[Website and app data records]
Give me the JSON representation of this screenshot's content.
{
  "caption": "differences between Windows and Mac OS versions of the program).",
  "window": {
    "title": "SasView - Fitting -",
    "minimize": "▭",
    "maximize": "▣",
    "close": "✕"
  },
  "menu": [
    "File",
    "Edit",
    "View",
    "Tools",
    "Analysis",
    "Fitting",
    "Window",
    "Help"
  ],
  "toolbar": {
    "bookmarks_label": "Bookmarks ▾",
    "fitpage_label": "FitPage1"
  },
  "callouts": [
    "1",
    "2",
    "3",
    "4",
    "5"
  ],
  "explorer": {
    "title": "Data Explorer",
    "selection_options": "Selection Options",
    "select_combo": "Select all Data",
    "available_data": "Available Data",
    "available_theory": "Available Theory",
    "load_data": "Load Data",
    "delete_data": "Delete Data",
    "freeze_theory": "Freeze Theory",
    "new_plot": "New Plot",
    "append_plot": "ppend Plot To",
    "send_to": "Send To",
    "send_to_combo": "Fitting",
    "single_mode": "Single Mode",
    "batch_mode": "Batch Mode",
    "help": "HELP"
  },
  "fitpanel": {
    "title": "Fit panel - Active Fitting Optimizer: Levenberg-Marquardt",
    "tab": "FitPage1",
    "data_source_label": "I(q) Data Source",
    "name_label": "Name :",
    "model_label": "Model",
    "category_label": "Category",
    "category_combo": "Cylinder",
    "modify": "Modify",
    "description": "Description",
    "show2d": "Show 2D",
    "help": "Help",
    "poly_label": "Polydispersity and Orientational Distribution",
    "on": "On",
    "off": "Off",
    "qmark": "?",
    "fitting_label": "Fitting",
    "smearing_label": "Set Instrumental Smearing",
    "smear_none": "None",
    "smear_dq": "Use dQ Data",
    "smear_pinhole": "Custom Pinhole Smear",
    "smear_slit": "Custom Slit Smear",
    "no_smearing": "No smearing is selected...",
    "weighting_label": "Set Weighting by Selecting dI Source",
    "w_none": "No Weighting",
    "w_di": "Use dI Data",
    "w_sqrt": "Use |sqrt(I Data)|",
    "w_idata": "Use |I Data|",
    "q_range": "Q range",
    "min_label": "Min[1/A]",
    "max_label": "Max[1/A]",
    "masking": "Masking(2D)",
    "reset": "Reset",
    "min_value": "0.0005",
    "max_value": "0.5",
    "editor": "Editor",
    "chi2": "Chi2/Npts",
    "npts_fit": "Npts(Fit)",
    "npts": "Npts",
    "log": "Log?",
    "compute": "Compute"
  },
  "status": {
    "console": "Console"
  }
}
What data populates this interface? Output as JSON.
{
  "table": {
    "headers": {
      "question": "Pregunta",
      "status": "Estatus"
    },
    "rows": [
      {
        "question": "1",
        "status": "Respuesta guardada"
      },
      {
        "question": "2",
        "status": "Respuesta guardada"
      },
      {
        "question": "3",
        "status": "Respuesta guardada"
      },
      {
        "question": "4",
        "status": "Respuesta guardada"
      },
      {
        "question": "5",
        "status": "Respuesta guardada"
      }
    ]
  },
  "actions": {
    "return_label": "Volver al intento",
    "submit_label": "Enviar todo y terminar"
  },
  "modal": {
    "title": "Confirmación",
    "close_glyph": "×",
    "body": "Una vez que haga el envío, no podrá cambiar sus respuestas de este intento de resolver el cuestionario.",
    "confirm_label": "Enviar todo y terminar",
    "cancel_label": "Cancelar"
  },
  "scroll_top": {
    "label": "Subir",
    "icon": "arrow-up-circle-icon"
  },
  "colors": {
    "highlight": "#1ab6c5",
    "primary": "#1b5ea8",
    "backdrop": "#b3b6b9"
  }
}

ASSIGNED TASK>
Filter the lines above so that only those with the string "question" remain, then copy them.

EXERCISE RESULT>
      "question": "Pregunta",
        "question": "1",
        "question": "2",
        "question": "3",
        "question": "4",
        "question": "5",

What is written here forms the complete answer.